“Love Letters From a Fat Man” is an epistolary, told as a series of emails from a guy named Otto, a guy who in 2004 is writing legendary actor Marlena Dietrich a whole bunch. To note, Dietrich died in 1992, probably never had email, and well, that. Otto is undeterred, though, and writes in great detail, starting off with simple fandom, how much he adores her movies, that kind of thing, but then digresses into something else entirely. Of course, we get a lot of personal details, Otto’s origins, including how he became so obese (he weighs in at 428 pounds upon first revelation). Before I go any further, though, note how insane and imaginative and awesome this conceit is, for writer to come up with this premise, then actually produce it into a piece of art, then make that art the centerpiece of something that won a major artistic award. I love writing.
Once on this path, the author could really take it anywhere, but since this is a good story, Benaron makes Otto as real as she can, avoiding anything cartoonish; it’s not like Otto’s foaming at the mouth, getting chased by the guys with the butterfly nets from the institution. He’s a real guy, with emotions and motivation, and as it turns out, there’s a lot to his backstory that suggests why he’s doing this email campaign to a dead German movie star (sending them to her website’s info email address, by the way). Once, Otto wasn’t morbidly obese. Once, Otto had real people to love, flesh-and-blood people who loved him back. Even now, in the midst of his epistolating, he has human companionship in the form of Marta, a nurse/caretaker with whom he spends all of his time.
I don’t want to reveal anything else about the story, as really, the setup and variables—what I’ve already given you—tell so much of it already. There is more, however, and because Benaron’s not some cruel trickster, it all adds up to a strange, original, and touching story told in a unique form (if an epistolary is that surprising at this point of contemporary letters). Oh, and to note, I checked to see if all of Benaron’s stories were told in letter form and of course they weren’t. She has some “normal” stories, too, including one really beautiful and tragic Holocaust piece called “How to Write a Train Story,” poignant on a day that the news is littered with white supremacists speaking out in public forums.

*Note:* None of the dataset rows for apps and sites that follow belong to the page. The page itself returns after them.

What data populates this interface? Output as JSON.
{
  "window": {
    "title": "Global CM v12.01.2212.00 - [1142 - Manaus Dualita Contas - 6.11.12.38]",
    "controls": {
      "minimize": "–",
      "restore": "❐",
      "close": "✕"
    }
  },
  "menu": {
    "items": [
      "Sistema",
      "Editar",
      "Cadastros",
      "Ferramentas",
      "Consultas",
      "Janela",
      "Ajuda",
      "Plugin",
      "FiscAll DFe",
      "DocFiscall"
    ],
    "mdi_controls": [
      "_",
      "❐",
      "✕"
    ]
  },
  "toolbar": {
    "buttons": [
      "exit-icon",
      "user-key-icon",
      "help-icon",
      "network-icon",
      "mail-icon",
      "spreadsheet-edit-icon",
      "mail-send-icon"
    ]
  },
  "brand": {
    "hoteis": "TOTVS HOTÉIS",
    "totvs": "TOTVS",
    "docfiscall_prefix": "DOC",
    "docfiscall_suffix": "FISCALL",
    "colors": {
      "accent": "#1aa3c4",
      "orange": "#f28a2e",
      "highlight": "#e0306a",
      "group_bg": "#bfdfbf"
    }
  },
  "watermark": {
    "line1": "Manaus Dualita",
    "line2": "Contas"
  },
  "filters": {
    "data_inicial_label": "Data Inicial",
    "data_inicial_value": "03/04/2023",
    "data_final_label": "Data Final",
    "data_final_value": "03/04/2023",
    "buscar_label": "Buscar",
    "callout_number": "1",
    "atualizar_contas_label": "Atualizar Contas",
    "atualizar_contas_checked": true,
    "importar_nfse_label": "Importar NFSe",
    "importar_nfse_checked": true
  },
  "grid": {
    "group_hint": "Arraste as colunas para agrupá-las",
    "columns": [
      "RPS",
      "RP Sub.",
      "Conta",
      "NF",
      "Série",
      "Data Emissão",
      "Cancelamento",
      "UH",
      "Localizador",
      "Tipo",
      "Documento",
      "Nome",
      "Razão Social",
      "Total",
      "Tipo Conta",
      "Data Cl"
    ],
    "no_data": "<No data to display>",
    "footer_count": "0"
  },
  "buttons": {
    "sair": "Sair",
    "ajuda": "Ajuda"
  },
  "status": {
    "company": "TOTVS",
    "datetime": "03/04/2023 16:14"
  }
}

In short, Naomi Benaron can do it all! Okay, well, I read a few stories from Love Letters From a Fat Man and she has a lot of skills, writes in eclectic styles, on eclectic themes. She also has sense of humor as well as the heart and the thematic stakes to make it all work, to put together a solid collection. To note, her Wikipedia page says that this collection and her novel, Running the Rift, both deal with the Rwandan genocide, which I seem to have completely skipped around, so I might have to go back and find that content, too. In any case, I’m pleased I discovered her work today: Lots here to admire.